  5. ‘A Boy’s Best Friend is His Mother’ [Roud 1756], Bob Scarce
  6. ‘Sweet Primroses’ [Roud 586], Linda Walker
  7. ‘Bungay Roger’ [Roud 1735], Tony Hall
  8. ‘Maggie May’ [Roud 1757], Geoff Ling
  9. ‘Among My Souvenirs’ [Roud 1758], Geoff Ling

Singing at the Ship Inn tracklisting and sleevenotes

Sleevenotes: One Saturday evening in 1953, Alan Lomax and Peter Kennedy, with tape-machine in tow, visited The Ship Inn, a pastoral public house situated in the village of Blaxhall, Suffolk, East Anglia. The Ship was by that time already well-known for its vigorous afternoon sessions of folk-singing and step-dancing, which had been going strong since at least the early days of the century.

Under the stern direction of chairman Wicketts Richardson – who calls the crowd to order and announces the singers – “the old boys” performed ballads (‘The Three Jolly Sportsmen’), topical pieces (‘The Bonny Bunch of Roses’), bawdy numbers (‘The Nutting Girl’), and step-danced to tunes pumped out on the melodeon, while the publicans, Mr. and Mrs. Hewitt, kept the pint glasses filled.

Singing at the Ship Inn: Alan Lomax’s 1953 Blaxhall Recordings is a lively, rollicking, and slightly boozy portrait of a treasured English singing tradition, still honored today at the Ship Inn.

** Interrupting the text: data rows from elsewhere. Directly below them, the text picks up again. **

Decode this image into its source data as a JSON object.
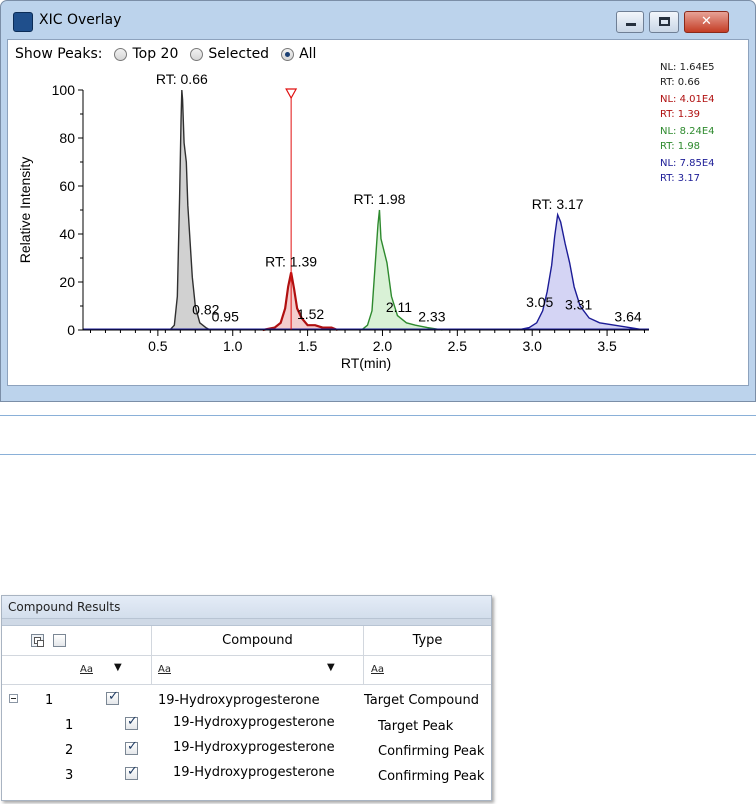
{
  "window": {
    "title": "XIC Overlay"
  },
  "show_peaks": {
    "label": "Show Peaks:",
    "options": [
      "Top 20",
      "Selected",
      "All"
    ],
    "selected": "All"
  },
  "chart_data": {
    "type": "line",
    "xlabel": "RT(min)",
    "ylabel": "Relative Intensity",
    "xlim": [
      0,
      3.78
    ],
    "ylim": [
      0,
      100
    ],
    "xticks": [
      0.5,
      1.0,
      1.5,
      2.0,
      2.5,
      3.0,
      3.5
    ],
    "xtick_labels": [
      "0.5",
      "1.0",
      "1.5",
      "2.0",
      "2.5",
      "3.0",
      "3.5"
    ],
    "yticks": [
      0,
      20,
      40,
      60,
      80,
      100
    ],
    "ytick_labels": [
      "0",
      "20",
      "40",
      "60",
      "80",
      "100"
    ],
    "colors": {
      "grey": "#303030",
      "red": "#b01010",
      "green": "#2e8a2e",
      "blue": "#1c1c96"
    },
    "fills": {
      "grey": "#c9c9c9",
      "red": "#f2c4c4",
      "green": "#d2efcf",
      "blue": "#ccccf2"
    },
    "legend": [
      {
        "nl": "NL: 1.64E5",
        "rt": "RT: 0.66",
        "color": "#202020"
      },
      {
        "nl": "NL: 4.01E4",
        "rt": "RT: 1.39",
        "color": "#b01010"
      },
      {
        "nl": "NL: 8.24E4",
        "rt": "RT: 1.98",
        "color": "#2e8a2e"
      },
      {
        "nl": "NL: 7.85E4",
        "rt": "RT: 3.17",
        "color": "#1c1c96"
      }
    ],
    "series": [
      {
        "color_key": "grey",
        "x": [
          0.58,
          0.61,
          0.63,
          0.645,
          0.655,
          0.66,
          0.665,
          0.675,
          0.69,
          0.7,
          0.715,
          0.73,
          0.75,
          0.78,
          0.82,
          0.85
        ],
        "y": [
          0,
          2,
          14,
          55,
          88,
          100,
          96,
          78,
          70,
          52,
          37,
          22,
          10,
          3,
          1,
          0
        ]
      },
      {
        "color_key": "red",
        "x": [
          1.2,
          1.28,
          1.32,
          1.35,
          1.37,
          1.39,
          1.41,
          1.43,
          1.46,
          1.5,
          1.55,
          1.6,
          1.66,
          1.7
        ],
        "y": [
          0,
          1,
          3,
          9,
          18,
          24,
          17,
          9,
          5,
          2,
          2,
          1,
          1,
          0
        ]
      },
      {
        "color_key": "green",
        "x": [
          1.86,
          1.9,
          1.93,
          1.95,
          1.97,
          1.98,
          1.99,
          2.01,
          2.03,
          2.06,
          2.1,
          2.16,
          2.22,
          2.3,
          2.4
        ],
        "y": [
          0,
          2,
          8,
          26,
          44,
          50,
          38,
          33,
          28,
          14,
          6,
          3,
          2,
          1,
          0
        ]
      },
      {
        "color_key": "blue",
        "x": [
          2.9,
          2.98,
          3.03,
          3.07,
          3.1,
          3.13,
          3.15,
          3.17,
          3.19,
          3.22,
          3.25,
          3.28,
          3.32,
          3.38,
          3.45,
          3.55,
          3.65,
          3.75
        ],
        "y": [
          0,
          1,
          3,
          8,
          16,
          27,
          39,
          48,
          45,
          36,
          28,
          18,
          10,
          5,
          3,
          2,
          1,
          0
        ]
      }
    ],
    "peak_labels": [
      {
        "text": "RT: 0.66",
        "x": 0.66,
        "y": 100
      },
      {
        "text": "0.82",
        "x": 0.82,
        "y": 4
      },
      {
        "text": "0.95",
        "x": 0.95,
        "y": 1
      },
      {
        "text": "RT: 1.39",
        "x": 1.39,
        "y": 24
      },
      {
        "text": "1.52",
        "x": 1.52,
        "y": 2
      },
      {
        "text": "RT: 1.98",
        "x": 1.98,
        "y": 50
      },
      {
        "text": "2.11",
        "x": 2.11,
        "y": 5
      },
      {
        "text": "2.33",
        "x": 2.33,
        "y": 1
      },
      {
        "text": "RT: 3.17",
        "x": 3.17,
        "y": 48
      },
      {
        "text": "3.05",
        "x": 3.05,
        "y": 7
      },
      {
        "text": "3.31",
        "x": 3.31,
        "y": 6
      },
      {
        "text": "3.64",
        "x": 3.64,
        "y": 1
      }
    ],
    "marker": {
      "x": 1.39,
      "color": "#e01010"
    }
  },
  "results": {
    "title": "Compound Results",
    "columns": {
      "compound": "Compound",
      "type": "Type"
    },
    "filter_aa": "Aa",
    "rows": [
      {
        "index": "1",
        "compound": "19-Hydroxyprogesterone",
        "type": "Target Compound",
        "checked": true,
        "level": 0
      },
      {
        "index": "1",
        "compound": "19-Hydroxyprogesterone",
        "type": "Target Peak",
        "checked": true,
        "level": 1
      },
      {
        "index": "2",
        "compound": "19-Hydroxyprogesterone",
        "type": "Confirming Peak",
        "checked": true,
        "level": 1
      },
      {
        "index": "3",
        "compound": "19-Hydroxyprogesterone",
        "type": "Confirming Peak",
        "checked": true,
        "level": 1
      }
    ]
  }
}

  1. ‘The Bonny Bunch of Roses’ [Roud 664], Bob Scarce
  2. ‘The Nutting Girl’ [Roud 509], Cyril Poacher
  3. ‘Young Man from the Country’ [Roud 1510], Cyril Poacher
  4. ‘Three Jolly Sportsmen’ [Roud 17], Bob Scarce
  5. ‘The Poaching Song’ [Roud 2427], Bob Scarce
  6. ‘Sailor’s Hornpipe’, Fred Pearce (melodeon)
  7. ‘Good Ship Dolphin’ [Roud 690], Joe Rowe
  8. ‘How Paddy Stole the Rope’ [Roud 2037], Bob Scarce
  9. ‘Good Luck to the Barley Mow’ [Roud 944], Jack French
  10. ‘The Blackbird’ [Roud 387], Joe Rowe
  11. ‘Manchester Hornpipe’, Fred Pearce (melodeon)